In an article titled "What is left of socialism?" now available in an anthology titled My Correct Views on Everything, the philosopher Leszek Kolakowski suggests that Marx was wrong on this matter, and that the middle class was growing. So there's the other side of it for you. The problem with all such generalizations is that they seem to regard all stages of capitalist development as being basically "the same," whereas capitalism is a much more complex creature than can be outlined in a simple debate about whether Marx was wrong or right.
The marxist (and Gramscian) scholar of international political economy, Kees van der Pijl, outlined four "regimes of accumulation," marking stages of capitalist development, in his book Transnational Classes and International Relations. They are:
- an "extensive accumulation" stage, from the Industrial Revolution well into the 19th century,
- an "intensive accumulation" factory stage, characteristic of the United States after the Civil War and before World War I,
- a "progressive accumulation" stage, wherein a significant consumer society was erected (with the help of Keynesian economics) alongside industries in cars, airlines, chemicals, electronics technology, and
- the current "virtual accumulation" stage, in which the hypertrophy of finance capital and neoliberal economics exists alongside the nanotechnology, communications, and biotechnology industries (55-57, 63).
Each stage of capitalist development corresponds to a particular technological development. This is appropriate, as capitalism changes form with technological change.
Returning to our first two authors, we can see that Jacques Attali's prognosis is that
We cannot imagine the barbarism that will happen, but it is obvious that it will. The only way to imagine a solution will be to organise, on a worldwide level, a compromise between the market and democracy.Now, Attali is a capitalist, to be sure. So his pronouncements on "the market" and "democracy" can perhaps be forgiven for their vagueness -- in this stage of capitalist development, government is fast becoming a conduit for the operators of "the market," meaning market ideology as a tool of the transnational capitalist class. (Please read Leslie Sklair's The Transnational Capitalist Class if you don't know what that is.)
But "old Marxism," in the person of Hobsbawm, did not suggest anything any less cryptic. Hobsbawm says:
For instance, the Marxist prediction that a growing proletariat in the industrialised countries would overthrow capitalism didn't work, because the progress of capitalism eventually does without the working class, as it does without the peasantry.It's difficult for me to see in what sense Hobsbawm means that the progress of capitalism eventually does without the working class. The working class is still here, isn't it?
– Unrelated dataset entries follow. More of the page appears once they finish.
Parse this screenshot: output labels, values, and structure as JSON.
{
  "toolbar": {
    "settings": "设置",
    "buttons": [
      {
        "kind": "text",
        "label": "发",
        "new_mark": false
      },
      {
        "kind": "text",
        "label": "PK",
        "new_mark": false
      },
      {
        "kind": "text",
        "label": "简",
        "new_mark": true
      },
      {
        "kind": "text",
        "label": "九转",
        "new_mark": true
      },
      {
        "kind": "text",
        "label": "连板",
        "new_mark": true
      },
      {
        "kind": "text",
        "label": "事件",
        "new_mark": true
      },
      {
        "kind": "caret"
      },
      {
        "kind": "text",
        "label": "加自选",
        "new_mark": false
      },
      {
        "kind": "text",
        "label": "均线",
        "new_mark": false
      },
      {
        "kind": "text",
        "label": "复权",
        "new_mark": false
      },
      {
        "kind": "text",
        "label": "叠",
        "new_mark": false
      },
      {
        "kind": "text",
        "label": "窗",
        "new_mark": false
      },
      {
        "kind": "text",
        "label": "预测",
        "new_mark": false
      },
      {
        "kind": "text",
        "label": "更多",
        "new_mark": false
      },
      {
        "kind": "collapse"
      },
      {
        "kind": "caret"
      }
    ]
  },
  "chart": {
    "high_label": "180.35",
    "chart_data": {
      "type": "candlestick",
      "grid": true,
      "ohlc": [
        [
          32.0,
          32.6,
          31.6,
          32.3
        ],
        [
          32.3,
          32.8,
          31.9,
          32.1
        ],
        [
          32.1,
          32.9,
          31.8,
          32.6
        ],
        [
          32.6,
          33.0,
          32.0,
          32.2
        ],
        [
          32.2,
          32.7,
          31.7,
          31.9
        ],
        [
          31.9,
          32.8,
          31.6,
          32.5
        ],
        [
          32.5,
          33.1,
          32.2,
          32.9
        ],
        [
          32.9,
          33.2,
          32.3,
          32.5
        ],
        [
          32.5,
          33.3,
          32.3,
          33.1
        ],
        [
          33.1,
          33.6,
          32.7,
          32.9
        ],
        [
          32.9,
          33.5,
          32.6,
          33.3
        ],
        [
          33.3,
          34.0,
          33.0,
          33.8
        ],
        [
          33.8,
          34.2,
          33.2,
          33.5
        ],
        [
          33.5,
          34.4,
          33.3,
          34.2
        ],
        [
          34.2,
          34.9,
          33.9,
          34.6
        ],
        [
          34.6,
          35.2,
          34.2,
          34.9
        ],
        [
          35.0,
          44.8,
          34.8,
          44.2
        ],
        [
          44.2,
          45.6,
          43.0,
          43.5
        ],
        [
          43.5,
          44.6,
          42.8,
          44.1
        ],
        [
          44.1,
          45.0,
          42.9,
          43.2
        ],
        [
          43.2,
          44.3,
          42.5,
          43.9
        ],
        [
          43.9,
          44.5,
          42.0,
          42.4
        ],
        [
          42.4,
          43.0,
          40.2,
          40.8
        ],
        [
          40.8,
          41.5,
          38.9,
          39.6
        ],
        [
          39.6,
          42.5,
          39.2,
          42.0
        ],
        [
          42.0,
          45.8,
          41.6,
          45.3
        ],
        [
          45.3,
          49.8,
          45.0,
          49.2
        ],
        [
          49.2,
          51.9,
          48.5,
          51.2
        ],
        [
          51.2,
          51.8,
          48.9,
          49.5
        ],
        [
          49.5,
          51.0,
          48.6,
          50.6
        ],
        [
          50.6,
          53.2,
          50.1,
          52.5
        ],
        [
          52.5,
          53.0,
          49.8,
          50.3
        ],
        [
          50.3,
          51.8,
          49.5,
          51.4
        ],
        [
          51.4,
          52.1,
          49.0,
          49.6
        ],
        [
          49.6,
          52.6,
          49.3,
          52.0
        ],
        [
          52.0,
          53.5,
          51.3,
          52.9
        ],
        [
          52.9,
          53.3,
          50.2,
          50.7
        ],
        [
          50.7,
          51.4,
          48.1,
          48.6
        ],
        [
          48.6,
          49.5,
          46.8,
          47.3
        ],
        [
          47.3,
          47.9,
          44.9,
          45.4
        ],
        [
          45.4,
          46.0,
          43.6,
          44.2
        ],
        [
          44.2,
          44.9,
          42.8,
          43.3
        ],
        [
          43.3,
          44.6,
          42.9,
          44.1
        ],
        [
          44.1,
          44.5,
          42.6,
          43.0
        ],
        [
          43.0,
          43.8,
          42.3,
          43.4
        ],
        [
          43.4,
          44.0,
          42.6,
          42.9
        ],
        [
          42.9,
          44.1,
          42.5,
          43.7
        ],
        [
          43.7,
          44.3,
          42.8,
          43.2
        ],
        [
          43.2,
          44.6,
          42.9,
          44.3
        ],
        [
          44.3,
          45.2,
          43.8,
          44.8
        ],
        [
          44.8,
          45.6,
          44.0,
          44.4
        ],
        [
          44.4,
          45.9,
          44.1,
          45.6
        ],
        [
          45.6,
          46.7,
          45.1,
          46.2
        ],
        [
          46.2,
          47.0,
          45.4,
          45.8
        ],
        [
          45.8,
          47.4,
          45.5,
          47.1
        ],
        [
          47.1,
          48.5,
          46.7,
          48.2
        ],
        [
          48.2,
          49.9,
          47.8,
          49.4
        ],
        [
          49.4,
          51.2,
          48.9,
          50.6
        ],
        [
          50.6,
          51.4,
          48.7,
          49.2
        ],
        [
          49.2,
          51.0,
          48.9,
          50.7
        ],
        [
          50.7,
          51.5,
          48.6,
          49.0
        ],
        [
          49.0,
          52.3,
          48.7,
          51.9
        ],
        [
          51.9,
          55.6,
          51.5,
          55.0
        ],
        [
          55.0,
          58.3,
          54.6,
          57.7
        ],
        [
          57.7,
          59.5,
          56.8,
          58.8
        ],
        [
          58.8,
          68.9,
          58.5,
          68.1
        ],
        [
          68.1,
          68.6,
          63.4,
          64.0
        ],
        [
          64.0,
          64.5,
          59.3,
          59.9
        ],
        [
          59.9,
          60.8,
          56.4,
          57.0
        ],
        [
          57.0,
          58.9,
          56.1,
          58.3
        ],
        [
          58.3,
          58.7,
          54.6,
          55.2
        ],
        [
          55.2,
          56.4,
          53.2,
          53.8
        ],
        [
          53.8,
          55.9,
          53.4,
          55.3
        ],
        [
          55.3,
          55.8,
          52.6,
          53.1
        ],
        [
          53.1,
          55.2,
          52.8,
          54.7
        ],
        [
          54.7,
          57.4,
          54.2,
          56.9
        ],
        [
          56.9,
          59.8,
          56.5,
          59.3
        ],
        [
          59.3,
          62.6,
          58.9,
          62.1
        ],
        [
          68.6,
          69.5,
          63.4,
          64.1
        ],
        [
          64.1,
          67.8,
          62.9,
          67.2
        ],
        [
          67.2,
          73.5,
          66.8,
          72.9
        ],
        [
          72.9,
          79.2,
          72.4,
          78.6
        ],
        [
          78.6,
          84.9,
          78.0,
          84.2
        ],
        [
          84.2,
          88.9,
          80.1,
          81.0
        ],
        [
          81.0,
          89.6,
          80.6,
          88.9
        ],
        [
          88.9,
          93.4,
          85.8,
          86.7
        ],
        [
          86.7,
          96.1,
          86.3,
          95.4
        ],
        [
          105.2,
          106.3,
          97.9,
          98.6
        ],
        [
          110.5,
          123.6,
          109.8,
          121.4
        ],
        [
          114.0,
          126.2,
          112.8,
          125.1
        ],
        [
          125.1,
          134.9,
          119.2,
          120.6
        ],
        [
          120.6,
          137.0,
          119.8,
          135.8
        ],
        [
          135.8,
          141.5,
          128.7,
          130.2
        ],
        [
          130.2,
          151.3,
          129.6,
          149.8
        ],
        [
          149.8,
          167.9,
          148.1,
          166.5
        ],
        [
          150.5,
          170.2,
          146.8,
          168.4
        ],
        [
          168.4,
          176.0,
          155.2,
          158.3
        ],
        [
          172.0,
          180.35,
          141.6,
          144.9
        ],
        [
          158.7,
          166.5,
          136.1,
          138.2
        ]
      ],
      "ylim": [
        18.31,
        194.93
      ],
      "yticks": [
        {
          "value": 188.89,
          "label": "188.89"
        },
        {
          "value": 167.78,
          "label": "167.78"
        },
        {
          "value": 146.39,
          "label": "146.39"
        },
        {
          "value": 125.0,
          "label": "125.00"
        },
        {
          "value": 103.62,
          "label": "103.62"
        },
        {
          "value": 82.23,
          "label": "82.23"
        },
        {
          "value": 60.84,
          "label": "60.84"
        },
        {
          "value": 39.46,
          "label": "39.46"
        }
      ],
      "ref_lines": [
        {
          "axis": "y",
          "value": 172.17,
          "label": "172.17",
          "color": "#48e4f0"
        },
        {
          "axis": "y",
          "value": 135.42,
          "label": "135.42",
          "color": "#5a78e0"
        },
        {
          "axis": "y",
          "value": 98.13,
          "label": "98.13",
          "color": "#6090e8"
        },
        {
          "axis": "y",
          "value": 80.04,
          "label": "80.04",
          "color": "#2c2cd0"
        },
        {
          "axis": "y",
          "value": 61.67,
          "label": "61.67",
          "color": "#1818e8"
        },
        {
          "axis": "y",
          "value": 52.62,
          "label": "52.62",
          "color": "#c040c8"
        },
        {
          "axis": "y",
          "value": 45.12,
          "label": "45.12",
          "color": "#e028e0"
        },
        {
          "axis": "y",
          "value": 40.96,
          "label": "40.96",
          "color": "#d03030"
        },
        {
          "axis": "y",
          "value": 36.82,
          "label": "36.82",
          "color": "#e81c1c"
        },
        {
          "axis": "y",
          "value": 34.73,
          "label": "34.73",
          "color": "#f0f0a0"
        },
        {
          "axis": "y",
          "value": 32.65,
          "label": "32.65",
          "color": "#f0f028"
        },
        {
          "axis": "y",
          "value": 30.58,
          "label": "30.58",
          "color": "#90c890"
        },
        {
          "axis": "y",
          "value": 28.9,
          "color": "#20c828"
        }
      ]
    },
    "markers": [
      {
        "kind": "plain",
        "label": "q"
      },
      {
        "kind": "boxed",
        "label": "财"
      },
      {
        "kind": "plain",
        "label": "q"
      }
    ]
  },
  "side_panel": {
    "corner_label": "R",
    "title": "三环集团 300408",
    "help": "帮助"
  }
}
A rigorous and specific historical materialism, on the other hand, would recognize that the stage 4) that van der Pijl recognized, the stage of neoliberalism, is creating conditions that will soon result in catastrophe for world civilization as a whole, through global warming, peak oil, debt crisis, and so on. If we wish to theorize capitalism as it is rather than scratching our heads and wondering why the "socialist" revolution didn't succeed, we must pay a far more careful attention to the material conditions of existence than we have paid so far. The ecological crisis is unprecedented in its historical dimensions because the growth of capitalist exploitation, both of nature and of labor, has reached unprecedented levels. The neoliberal stage of capitalism has thus planted the seeds of its own doom, and those seeds are growing rather quickly. We can afford to be vague about Marx or historical materialism no longer. New theories must therefore arise to confront a new situation.